Eventually, the leaves of your spinach will start turning from green to yellow. This indicates that chlorophyll is breaking down, the chemical responsible for the green color.
Similar to asparagus, it’s not uncommon for wilting and yellowing leaves to happen around the same time.
I don’t recommend using yellow spinach leaves. They’ll taste awful and will break apart when cooked much quicker than green leaves.
Too much moisture can damages the leaves. Once the leaves are damaged or have broken down due to age, it accelerates decomposition.

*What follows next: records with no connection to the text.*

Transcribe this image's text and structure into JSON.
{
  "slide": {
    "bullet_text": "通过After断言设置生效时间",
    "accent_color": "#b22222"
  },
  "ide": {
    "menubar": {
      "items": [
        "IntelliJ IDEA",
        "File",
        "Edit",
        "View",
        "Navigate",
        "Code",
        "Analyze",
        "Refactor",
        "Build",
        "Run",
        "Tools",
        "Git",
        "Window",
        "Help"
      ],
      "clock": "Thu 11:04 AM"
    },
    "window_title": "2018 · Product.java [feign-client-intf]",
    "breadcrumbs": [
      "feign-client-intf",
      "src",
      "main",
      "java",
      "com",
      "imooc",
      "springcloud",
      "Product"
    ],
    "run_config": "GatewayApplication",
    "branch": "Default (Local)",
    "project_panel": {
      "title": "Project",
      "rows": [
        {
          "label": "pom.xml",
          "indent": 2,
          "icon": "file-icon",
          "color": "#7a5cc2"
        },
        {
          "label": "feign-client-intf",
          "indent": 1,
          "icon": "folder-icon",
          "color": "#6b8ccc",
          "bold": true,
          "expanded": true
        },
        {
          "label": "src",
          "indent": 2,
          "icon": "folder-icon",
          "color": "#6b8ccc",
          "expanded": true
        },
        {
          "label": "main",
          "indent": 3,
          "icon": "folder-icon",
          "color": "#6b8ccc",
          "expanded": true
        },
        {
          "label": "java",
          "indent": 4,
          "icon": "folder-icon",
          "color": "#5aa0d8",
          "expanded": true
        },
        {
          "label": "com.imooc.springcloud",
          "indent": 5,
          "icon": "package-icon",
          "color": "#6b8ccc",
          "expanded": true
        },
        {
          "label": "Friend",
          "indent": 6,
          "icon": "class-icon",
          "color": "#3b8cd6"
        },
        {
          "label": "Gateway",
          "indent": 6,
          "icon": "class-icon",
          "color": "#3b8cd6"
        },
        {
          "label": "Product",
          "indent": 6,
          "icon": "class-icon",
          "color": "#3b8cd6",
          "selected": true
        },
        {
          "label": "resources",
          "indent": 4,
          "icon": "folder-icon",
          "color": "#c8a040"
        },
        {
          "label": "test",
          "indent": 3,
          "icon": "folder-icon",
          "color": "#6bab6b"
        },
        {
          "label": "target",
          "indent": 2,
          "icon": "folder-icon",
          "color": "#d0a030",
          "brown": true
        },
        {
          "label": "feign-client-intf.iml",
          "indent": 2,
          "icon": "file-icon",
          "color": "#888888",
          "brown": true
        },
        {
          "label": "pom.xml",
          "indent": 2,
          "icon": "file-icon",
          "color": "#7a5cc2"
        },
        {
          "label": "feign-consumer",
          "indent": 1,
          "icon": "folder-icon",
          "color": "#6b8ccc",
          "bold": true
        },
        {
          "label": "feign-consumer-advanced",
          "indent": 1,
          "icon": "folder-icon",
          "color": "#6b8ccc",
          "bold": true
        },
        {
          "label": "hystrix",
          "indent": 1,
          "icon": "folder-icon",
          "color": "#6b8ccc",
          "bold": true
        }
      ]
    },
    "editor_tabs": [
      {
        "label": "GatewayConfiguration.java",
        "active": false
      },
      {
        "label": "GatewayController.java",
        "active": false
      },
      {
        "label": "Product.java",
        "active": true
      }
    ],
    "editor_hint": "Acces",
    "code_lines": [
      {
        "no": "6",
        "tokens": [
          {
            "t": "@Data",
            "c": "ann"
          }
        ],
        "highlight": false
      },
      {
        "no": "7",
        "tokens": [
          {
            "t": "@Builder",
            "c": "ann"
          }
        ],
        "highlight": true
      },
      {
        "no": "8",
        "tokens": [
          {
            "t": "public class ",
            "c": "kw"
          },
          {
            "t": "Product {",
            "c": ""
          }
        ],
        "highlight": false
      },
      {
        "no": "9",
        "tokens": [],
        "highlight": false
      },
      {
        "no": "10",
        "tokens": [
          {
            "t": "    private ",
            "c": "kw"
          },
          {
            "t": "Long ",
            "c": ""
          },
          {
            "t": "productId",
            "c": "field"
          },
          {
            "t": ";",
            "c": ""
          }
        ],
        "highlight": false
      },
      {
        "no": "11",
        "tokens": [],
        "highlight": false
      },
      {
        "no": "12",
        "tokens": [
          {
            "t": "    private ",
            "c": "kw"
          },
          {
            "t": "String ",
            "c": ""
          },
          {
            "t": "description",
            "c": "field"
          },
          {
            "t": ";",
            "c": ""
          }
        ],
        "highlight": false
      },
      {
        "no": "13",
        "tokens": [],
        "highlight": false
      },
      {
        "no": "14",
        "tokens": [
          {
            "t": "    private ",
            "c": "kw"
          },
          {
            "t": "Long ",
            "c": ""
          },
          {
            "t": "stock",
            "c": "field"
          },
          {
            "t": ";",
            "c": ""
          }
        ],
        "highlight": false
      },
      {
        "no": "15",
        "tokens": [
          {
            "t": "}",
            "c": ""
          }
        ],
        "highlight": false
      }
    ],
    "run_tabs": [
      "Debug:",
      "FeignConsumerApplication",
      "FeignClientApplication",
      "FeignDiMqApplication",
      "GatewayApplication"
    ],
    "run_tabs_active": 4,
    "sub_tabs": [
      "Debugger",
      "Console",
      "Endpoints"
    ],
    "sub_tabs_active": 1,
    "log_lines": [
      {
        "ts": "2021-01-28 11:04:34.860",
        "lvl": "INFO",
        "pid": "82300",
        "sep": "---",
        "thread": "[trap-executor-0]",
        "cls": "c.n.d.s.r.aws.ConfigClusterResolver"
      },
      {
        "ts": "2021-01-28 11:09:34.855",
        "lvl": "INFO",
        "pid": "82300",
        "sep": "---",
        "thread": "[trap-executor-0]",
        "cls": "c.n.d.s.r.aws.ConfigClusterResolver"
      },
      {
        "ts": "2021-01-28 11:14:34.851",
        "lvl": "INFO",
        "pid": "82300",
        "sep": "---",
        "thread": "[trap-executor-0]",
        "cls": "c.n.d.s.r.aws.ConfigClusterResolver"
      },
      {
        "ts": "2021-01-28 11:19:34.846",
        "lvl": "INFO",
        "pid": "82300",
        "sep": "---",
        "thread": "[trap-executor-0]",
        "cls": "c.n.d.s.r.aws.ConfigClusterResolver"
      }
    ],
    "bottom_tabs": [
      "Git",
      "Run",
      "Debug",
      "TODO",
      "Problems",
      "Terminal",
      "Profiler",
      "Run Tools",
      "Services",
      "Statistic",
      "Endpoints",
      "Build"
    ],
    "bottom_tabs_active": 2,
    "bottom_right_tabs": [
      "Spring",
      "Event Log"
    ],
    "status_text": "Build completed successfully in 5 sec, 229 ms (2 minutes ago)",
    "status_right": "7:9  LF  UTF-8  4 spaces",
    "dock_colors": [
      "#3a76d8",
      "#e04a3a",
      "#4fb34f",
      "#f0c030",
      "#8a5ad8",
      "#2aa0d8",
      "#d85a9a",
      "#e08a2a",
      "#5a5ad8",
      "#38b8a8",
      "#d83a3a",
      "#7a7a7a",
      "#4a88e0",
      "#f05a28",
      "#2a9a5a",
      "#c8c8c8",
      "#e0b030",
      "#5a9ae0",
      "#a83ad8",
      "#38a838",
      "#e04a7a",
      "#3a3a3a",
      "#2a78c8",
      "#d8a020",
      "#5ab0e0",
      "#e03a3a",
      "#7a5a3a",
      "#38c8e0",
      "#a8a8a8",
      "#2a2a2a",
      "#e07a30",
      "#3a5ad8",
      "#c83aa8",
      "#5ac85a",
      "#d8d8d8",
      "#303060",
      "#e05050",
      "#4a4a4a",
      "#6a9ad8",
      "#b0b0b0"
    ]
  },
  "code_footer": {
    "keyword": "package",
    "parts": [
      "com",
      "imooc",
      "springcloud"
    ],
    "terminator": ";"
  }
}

If your spinach is slimy, it’s literally decomposing plant matter.
During this time, bacteria will thrive on the slimy goo. You can’t save it at this point and should throw it out or compost it.
Spinach Smells Bad
Now that your spinach is slimy, it will start to smell. If you’ve ever smelt a swamp or opened up a compost heap, you know how pungent decaying plant matter can be.
Spinach is no different when locked away in a plastic bag at the bottom of the fridge. It can be quite gross.
If your spinach smells bad, it’s bad. There’s no saving it. The whole bag needs to be tossed in the garbage or compost.
One sign that may you may find earlier or later is mold. While mold may make an appearance in a variety of colors on your spinach, I’ve seen fuzzy white and blue colored mold the most.
Mold loves organic materials such as spinach and moisture. It thrives with both of those elements present. While its growth may be slowed in the refrigerator, it doesn’t stop it completely.
If you find mold at any point in your spinach’s journey in your kitchen, throw it all out. Mold spores not visible to you will have spread everywhere and could make you sick if consumed. You should also check any other fruits or vegetables for mold that were stored nearby.
No, do not wash it or attempt to cook it. It’s bad. Tie it up in a plastic bag and get rid of it!
What Does Bad Spinach Look Like?
Typically bad spinach looks like any other vegetable when it’s starting to go bad. The leaves will wilt, turn yellow, and start breaking down into a slimy mess.
If you see mold or anything that looks like dirt, give it a closer inspection. If it’s just dirt, give the spinach a rinse under cold water. If it’s mold, get rid of it!
Bad Spinach FAQs
Can You Eat Spinach Past Use By Date?
No, you should not eat spinach after the use-by date. The sell-by date is there to tell you when the store needs to remove the spinach from their shelves. The use-by date is when the spinach is no longer safe for consumption, regardless of how it looks or smells.
What Happens If You Eat Bad Spinach?
In some cases, eating bad spinach can lead to more serious issues, such as food poisoning. Food poisoning can cause fever, chills, headache, and worse in severe cases. You should never use or consume bad spinach.
Is Wet Spinach Bad?
Wet spinach that is not slimy is not necessarily bad. However, it can start to deteriorate quicker than dry spinach. I recommend transferring wet spinach to a colander and allowing it to air dry for a bit before using or storing it.